I missed this kind of music.


  • Tati Ana – “MRI”

I can tell we’re creeping towards the max capacity of words you can read in a given sitting and Sego was probably difficult for some of you, so let’s make this one pretty simple.

A girl named Anna Stodart of GoLightly, one of the rare Music PR People I Trust, sent me an email about Tati Ana a few weeks ago, and when I forgot to include her in last week’s column, Anna even had the balls to give me a polite nudge about it.

And while it’s sort of her job to give that nudge, she at least knew that she had an act worth nudging about this time; Tati Ana is really talented.

“MRI” is a punch in the mouth in terms of a song opening and it doesn’t even hint at letting up its onslaught until Tatiana Kochkareva’s sultry voice chimes in a good 30 seconds later. But even as she begins her cooing verses, there’s still a monumental force behind it all that grows as the song progresses. When it all culminates at the end of the song, it’s absolutely goosebump inducing.

Her other two released tracks, which both came out about 7 months ago, showcase a darker, more brooding attitude, but if she can temper that with the kind of sonic impact she delivers in “MRI,” she’s going to be dangerous in the very near future.

Curt enough? Awesome.


Because it’s time for another very special edition of…


Editor’s Note: Mollie Woods has strong adamant opinions on music-related subjects, and she doesn’t believe in nepotism. 

  • Little Dragon – Nabuma Rubberband

It’s easy to understand why Sweden’s Little Dragon might have been admittedly ‘a bit self-conscious‘ over the years about trying to follow up “Twice,” the hauntingly and painfully beautiful opener from their eponymous debut album, over the years. “Twice” is one of those career-defining kinds of tracks that creates an immediate personal connection and evokes heavy strong emotions (I have cried to/during it at least the number the song indicates, probably more).
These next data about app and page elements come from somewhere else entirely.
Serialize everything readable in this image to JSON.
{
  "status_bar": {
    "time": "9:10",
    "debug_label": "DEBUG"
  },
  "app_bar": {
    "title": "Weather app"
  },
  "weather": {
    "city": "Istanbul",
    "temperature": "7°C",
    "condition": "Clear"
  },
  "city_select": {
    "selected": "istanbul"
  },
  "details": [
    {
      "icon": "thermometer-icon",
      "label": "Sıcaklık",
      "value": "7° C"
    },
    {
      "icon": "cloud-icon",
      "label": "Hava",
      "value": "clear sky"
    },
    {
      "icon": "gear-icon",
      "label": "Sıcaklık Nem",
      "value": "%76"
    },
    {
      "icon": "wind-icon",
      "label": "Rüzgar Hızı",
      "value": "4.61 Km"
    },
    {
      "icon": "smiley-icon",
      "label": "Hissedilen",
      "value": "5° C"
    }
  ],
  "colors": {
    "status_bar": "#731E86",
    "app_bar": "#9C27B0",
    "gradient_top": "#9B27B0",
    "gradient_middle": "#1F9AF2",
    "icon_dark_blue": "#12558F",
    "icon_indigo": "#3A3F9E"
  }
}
But what do you do when you reach your high-water mark for a particular type of song with your very first single?

If you’re Little Dragon, you put it off tackling the issues as long as possible.
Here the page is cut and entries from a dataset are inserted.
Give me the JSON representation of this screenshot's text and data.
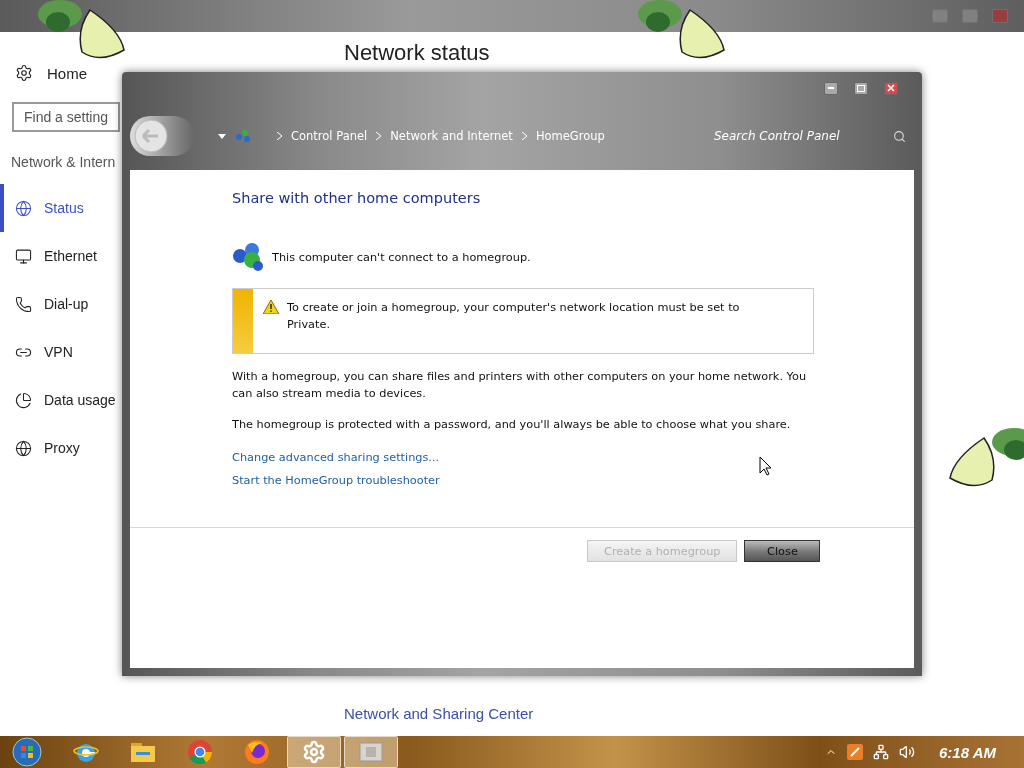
{
  "settings_window": {
    "home": "Home",
    "search_placeholder": "Find a setting",
    "section": "Network & Intern",
    "nav_items": [
      {
        "label": "Status",
        "kind": "status",
        "selected": true
      },
      {
        "label": "Ethernet",
        "kind": "ethernet",
        "selected": false
      },
      {
        "label": "Dial-up",
        "kind": "dialup",
        "selected": false
      },
      {
        "label": "VPN",
        "kind": "vpn",
        "selected": false
      },
      {
        "label": "Data usage",
        "kind": "data",
        "selected": false
      },
      {
        "label": "Proxy",
        "kind": "proxy",
        "selected": false
      }
    ],
    "heading": "Network status",
    "footer_link": "Network and Sharing Center"
  },
  "dialog": {
    "breadcrumbs": [
      "Control Panel",
      "Network and Internet",
      "HomeGroup"
    ],
    "search_placeholder": "Search Control Panel",
    "title": "Share with other home computers",
    "status": "This computer can't connect to a homegroup.",
    "warning": "To create or join a homegroup, your computer's network location must be set to Private.",
    "paragraphs": [
      "With a homegroup, you can share files and printers with other computers on your home network. You can also stream media to devices.",
      "The homegroup is protected with a password, and you'll always be able to choose what you share."
    ],
    "links": [
      "Change advanced sharing settings...",
      "Start the HomeGroup troubleshooter"
    ],
    "buttons": [
      {
        "label": "Create a homegroup",
        "disabled": true
      },
      {
        "label": "Close",
        "disabled": false
      }
    ]
  },
  "taskbar": {
    "apps": [
      {
        "kind": "ie",
        "active": false
      },
      {
        "kind": "folder",
        "active": false
      },
      {
        "kind": "chrome",
        "active": false
      },
      {
        "kind": "firefox",
        "active": false
      },
      {
        "kind": "settings",
        "active": true
      },
      {
        "kind": "homegroup",
        "active": true
      }
    ],
    "clock": "6:18 AM"
  }
}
The majority of Machine Dreams, their follow-up album, veered toward icy electro-pop, showcased best by tracks like “My Step.” Save for a slowed down track or two included on Machine Dreams, the band seemed to shy away from anything slow or even downtempo, and their best attempt at a slow jam was surely “Thunder Love,” a song in the same minimalistic and spooky vein as “Twice,” although in all honesty there is really no comparison.

Then the band really hit their stride with their third album Ritual Union, doubling-down on their R&B-meets-electropop aesthetic with tracks like the standout “Ritual Union” or cuts such as “Little Man” or “Shuffle A Dream.” Musically, this album feels more reminiscent of fellow Swedes The Knife or even Santigold at times. But despite seeming to have found their sound on this album, they still sidestepped any real attempt at a “Twice”-like slow jam.
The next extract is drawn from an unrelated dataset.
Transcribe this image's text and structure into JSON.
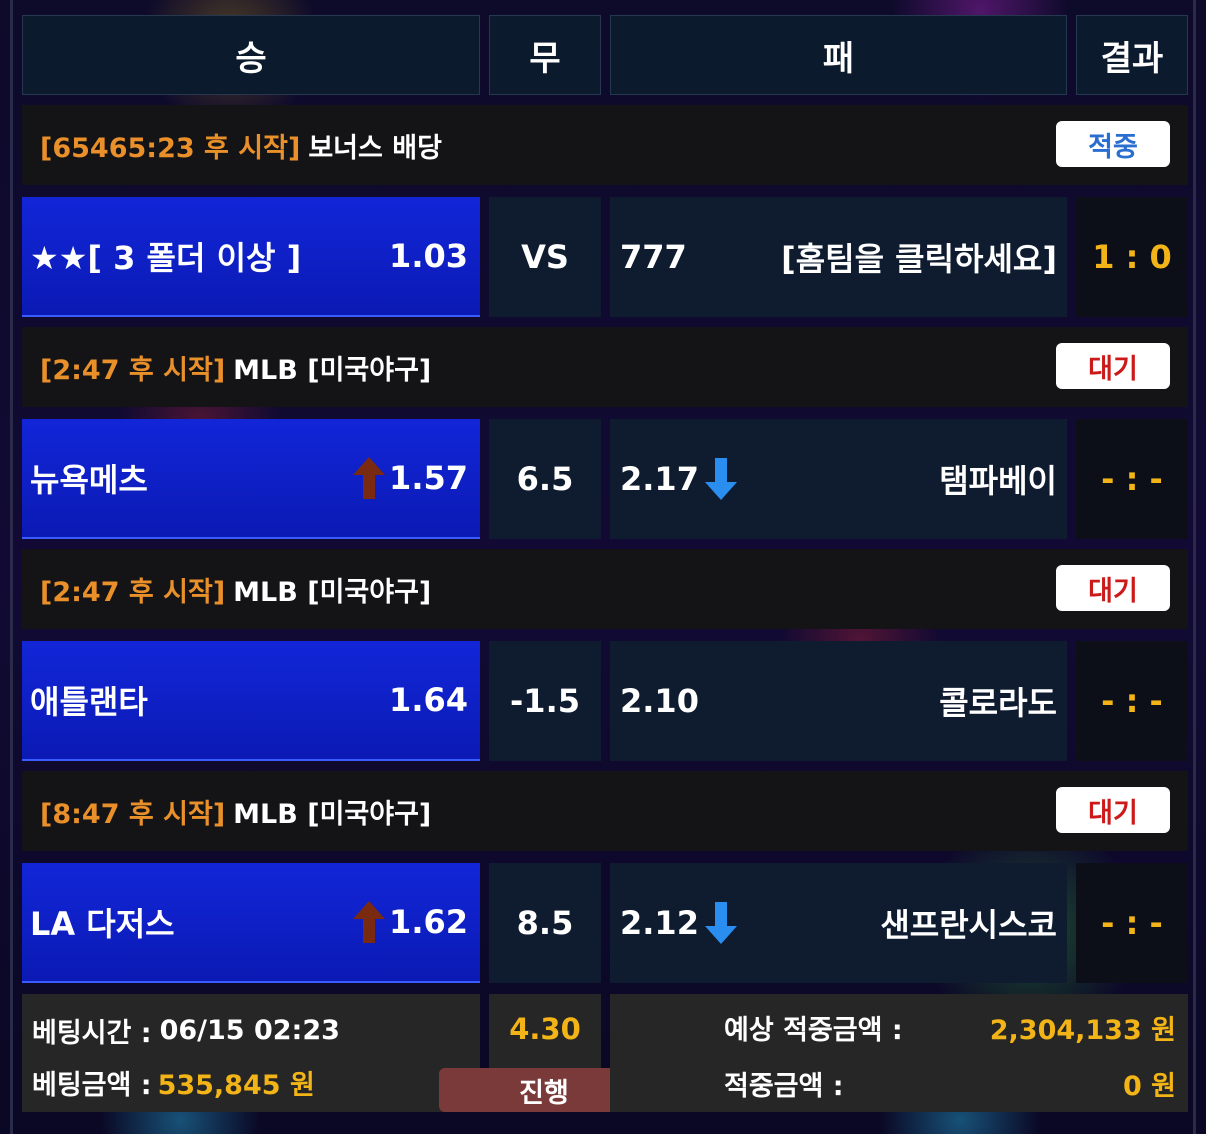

Now, with their fourth album Nabuma Rubberband, released on May 13th, they’ve taken another stab at it.

Unfortunately though, there’s still a palpable self-consciousness during the slower songs that’s irksome to fans who know what the band is capable of. Fans like me who were drawn in by “Twice” may have trouble digesting Nabuma Rubberband‘s “Pink Cloud” and “Only One,” neither of which are all that but which aren’t that memorable either; even the addition of the string accents by the Gothenburg Symphony Orchestra on “Pink Cloud” can’t keep me from hitting the next button.

Don’t get me wrong, the album itself isn’t forgettable, but it does require a little more patience. The influence of back-catalogue Prince and Velvet Rope-era Janet Jackson infuses their sound with a rather alt-pop dynamic but it also helps anchor a sense of familiarity. I particularly like those tracks that explore the dichotomy between dance and downtempo, such as the percussive-heavy “Klipp Klapp,” and my (current) favorite, the grimy “Killing Me.”

Ultimately this is a record for fans that can appreciate Little Dragon’s understated R&B electro-synth-pop, but casual listeners are going to have a hard time grasping on to the less-accessible branches of this album.